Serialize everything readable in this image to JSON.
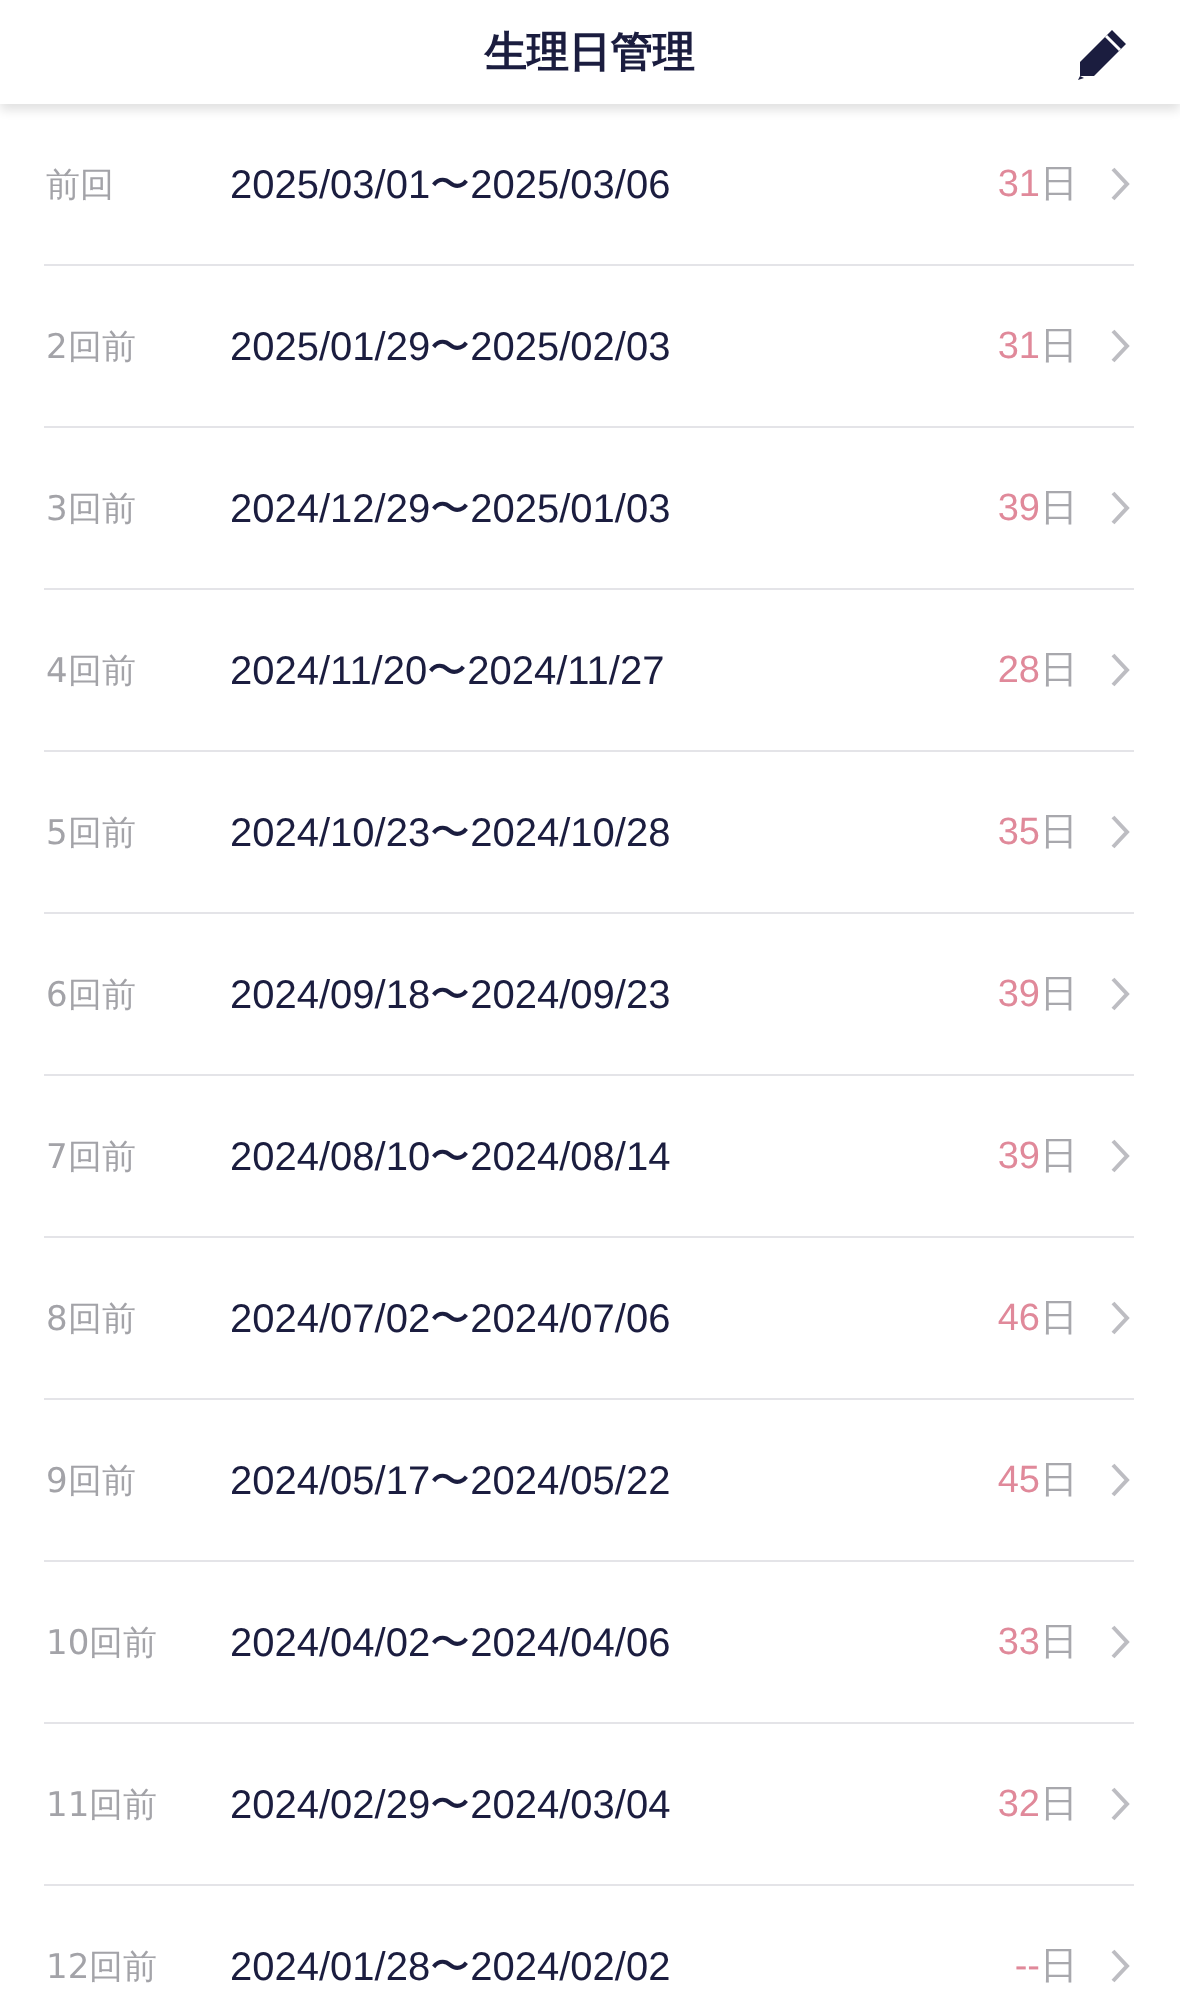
{
  "header": {
    "title": "生理日管理"
  },
  "periods": [
    {
      "label": "前回",
      "range": "2025/03/01〜2025/03/06",
      "cycle": "31",
      "unit": "日"
    },
    {
      "label": "2回前",
      "range": "2025/01/29〜2025/02/03",
      "cycle": "31",
      "unit": "日"
    },
    {
      "label": "3回前",
      "range": "2024/12/29〜2025/01/03",
      "cycle": "39",
      "unit": "日"
    },
    {
      "label": "4回前",
      "range": "2024/11/20〜2024/11/27",
      "cycle": "28",
      "unit": "日"
    },
    {
      "label": "5回前",
      "range": "2024/10/23〜2024/10/28",
      "cycle": "35",
      "unit": "日"
    },
    {
      "label": "6回前",
      "range": "2024/09/18〜2024/09/23",
      "cycle": "39",
      "unit": "日"
    },
    {
      "label": "7回前",
      "range": "2024/08/10〜2024/08/14",
      "cycle": "39",
      "unit": "日"
    },
    {
      "label": "8回前",
      "range": "2024/07/02〜2024/07/06",
      "cycle": "46",
      "unit": "日"
    },
    {
      "label": "9回前",
      "range": "2024/05/17〜2024/05/22",
      "cycle": "45",
      "unit": "日"
    },
    {
      "label": "10回前",
      "range": "2024/04/02〜2024/04/06",
      "cycle": "33",
      "unit": "日"
    },
    {
      "label": "11回前",
      "range": "2024/02/29〜2024/03/04",
      "cycle": "32",
      "unit": "日"
    },
    {
      "label": "12回前",
      "range": "2024/01/28〜2024/02/02",
      "cycle": "--",
      "unit": "日"
    }
  ]
}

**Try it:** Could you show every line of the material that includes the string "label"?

**Output of the exercise:**
      "label": "前回",
      "label": "2回前",
      "label": "3回前",
      "label": "4回前",
      "label": "5回前",
      "label": "6回前",
      "label": "7回前",
      "label": "8回前",
      "label": "9回前",
      "label": "10回前",
      "label": "11回前",
      "label": "12回前",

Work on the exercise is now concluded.